Shoony clans must often trade for resources they lack, such as metal tools, weapons, and armor, and they deeply value both their tools and their trade relationships.2 Their primary staple crops include barley and beans, but they are most renowned for the rumored enhancing qualities of their fiddlehead ferns, cabbages, and carrots, and only shoonies know the secrets of cultivating their extraordinary properties.5

Their agrarian society is vulnerable to poorly producing seasons, which can leave them with few resources for bartering.2 Due to the scarcity of weapons, most are kept in service of a community's militia, whose weapons are traditionally passed down between generations.6

A shoony reaches maturity between the ages of eight to ten years old, and it is rare to find even a village elder over the age of 50. Despite the brevity of their lifespans, shoonies maintain a rosy outlook on life, even in the toughest of times. Shoonies rely on close ties with loved ones, the beauty of the natural world, and the inherent rewards of hard work to lift their spirits in the face of adversity.1

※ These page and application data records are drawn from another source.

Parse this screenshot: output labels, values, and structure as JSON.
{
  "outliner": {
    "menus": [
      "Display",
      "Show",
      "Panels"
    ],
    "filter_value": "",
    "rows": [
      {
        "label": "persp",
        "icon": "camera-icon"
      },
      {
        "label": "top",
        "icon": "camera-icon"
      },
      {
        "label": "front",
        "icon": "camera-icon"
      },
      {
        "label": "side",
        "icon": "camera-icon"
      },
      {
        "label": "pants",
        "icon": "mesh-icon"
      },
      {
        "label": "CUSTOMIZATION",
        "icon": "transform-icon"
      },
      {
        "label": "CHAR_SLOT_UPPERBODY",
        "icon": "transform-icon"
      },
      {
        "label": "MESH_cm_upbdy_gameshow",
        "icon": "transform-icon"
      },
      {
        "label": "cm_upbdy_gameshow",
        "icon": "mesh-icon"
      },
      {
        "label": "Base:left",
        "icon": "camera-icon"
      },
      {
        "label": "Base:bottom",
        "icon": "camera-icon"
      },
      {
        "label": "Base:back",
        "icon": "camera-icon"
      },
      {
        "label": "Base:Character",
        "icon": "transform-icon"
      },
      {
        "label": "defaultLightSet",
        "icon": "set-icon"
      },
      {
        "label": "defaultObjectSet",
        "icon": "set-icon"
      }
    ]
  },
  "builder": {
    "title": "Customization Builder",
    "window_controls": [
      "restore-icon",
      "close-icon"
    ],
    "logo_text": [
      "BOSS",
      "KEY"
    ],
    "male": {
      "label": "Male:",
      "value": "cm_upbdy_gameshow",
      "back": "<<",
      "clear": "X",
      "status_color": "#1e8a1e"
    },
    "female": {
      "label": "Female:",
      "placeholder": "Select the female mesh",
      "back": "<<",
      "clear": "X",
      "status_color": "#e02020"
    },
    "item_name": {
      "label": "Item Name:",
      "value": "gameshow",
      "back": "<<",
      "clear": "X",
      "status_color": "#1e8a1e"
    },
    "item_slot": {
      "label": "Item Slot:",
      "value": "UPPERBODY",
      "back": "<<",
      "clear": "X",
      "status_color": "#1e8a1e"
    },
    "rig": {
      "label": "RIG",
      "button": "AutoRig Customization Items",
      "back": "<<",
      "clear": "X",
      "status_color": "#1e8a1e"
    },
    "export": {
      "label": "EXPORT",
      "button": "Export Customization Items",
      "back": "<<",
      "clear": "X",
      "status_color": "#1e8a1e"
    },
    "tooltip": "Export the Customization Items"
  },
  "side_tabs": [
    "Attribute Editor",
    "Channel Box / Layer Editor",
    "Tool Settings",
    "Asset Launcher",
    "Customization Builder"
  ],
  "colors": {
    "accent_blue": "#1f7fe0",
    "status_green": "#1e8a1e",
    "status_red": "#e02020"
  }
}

Leadership of shoony communities tends to be hierarchical, with the heirarch responsible for leading the community's defence, or preferably evacuation, when necessary. The eldest child of a previous heirarch inherits rulership, and should a previous hierarch leave no heirs, shoonies elect a heirarch to a lifelong term.5

In Absalom

An enclave of shoonies lives in Absalom, where many work in delivering broadsheet newspapers thanks to preferential benefits offered by the Greenlift Post newsletter in Eastgate.7 Shoonies are as such part of the din related to the city's print publishing industry that permeates Scriveners' Square in the Wise Quarter.8


Shoony mythology claims that Aroden created their kind to be his companions shortly after he raised the Isle of Kortos from the sea. As a result, shoonies primarily worshiped Aroden until his death. Since then, many shoonies have adopted Erastil as their patron deity due to the overlap between his edicts on family, community, and responsibility to the natural world and typical shoony values. For the rare warriors among the shoony people, Iomedae is worshiped as a paragon of diligence and integrity.1

Notable shoonies

See also: Category:Shoony/Inhabitants


Paizo featured shoonies as an ancestry in Life's Long Shadows.

  1. 1.0 1.1 1.2 1.3 1.4 1.5 Anthony Bono, et al. “Adventure Toolbox” in Life's Long Shadows, 70–71. Paizo Inc., 2020
  2. 2.0 2.1 2.2 2.3 Anthony Bono, et al. “Adventure Toolbox” in Life's Long Shadows, 82. Paizo Inc., 2020
  3. Anthony Bono, et al. “Adventure Toolbox” in Life's Long Shadows, 71. Paizo Inc., 2020
  4. Anthony Bono, et al. “Adventure Toolbox” in Life's Long Shadows, 72. Paizo Inc., 2020
  5. 5.0 5.1 Anthony Bono, et al. “Adventure Toolbox” in Life's Long Shadows, 83. Paizo Inc., 2020
  6. Anthony Bono, et al. “Adventure Toolbox” in Life's Long Shadows, 82–83. Paizo Inc., 2020
  7. Erik Mona, et al. Absalom” in Absalom, City of Lost Omens, 46. Paizo Inc., 2021
  8. Erik Mona, et al. Wise Quarter” in Absalom, City of Lost Omens, 238. Paizo Inc., 2021
  9. James Beck, et al. “Chapter 4: Firebrand Efforts” in Firebrands, 101. Paizo Inc., 2023
  10. Stephanie Lundeen. “Barrel & Bullet Saloon” in Punks in a Powderkeg, 70. Paizo Inc., 2022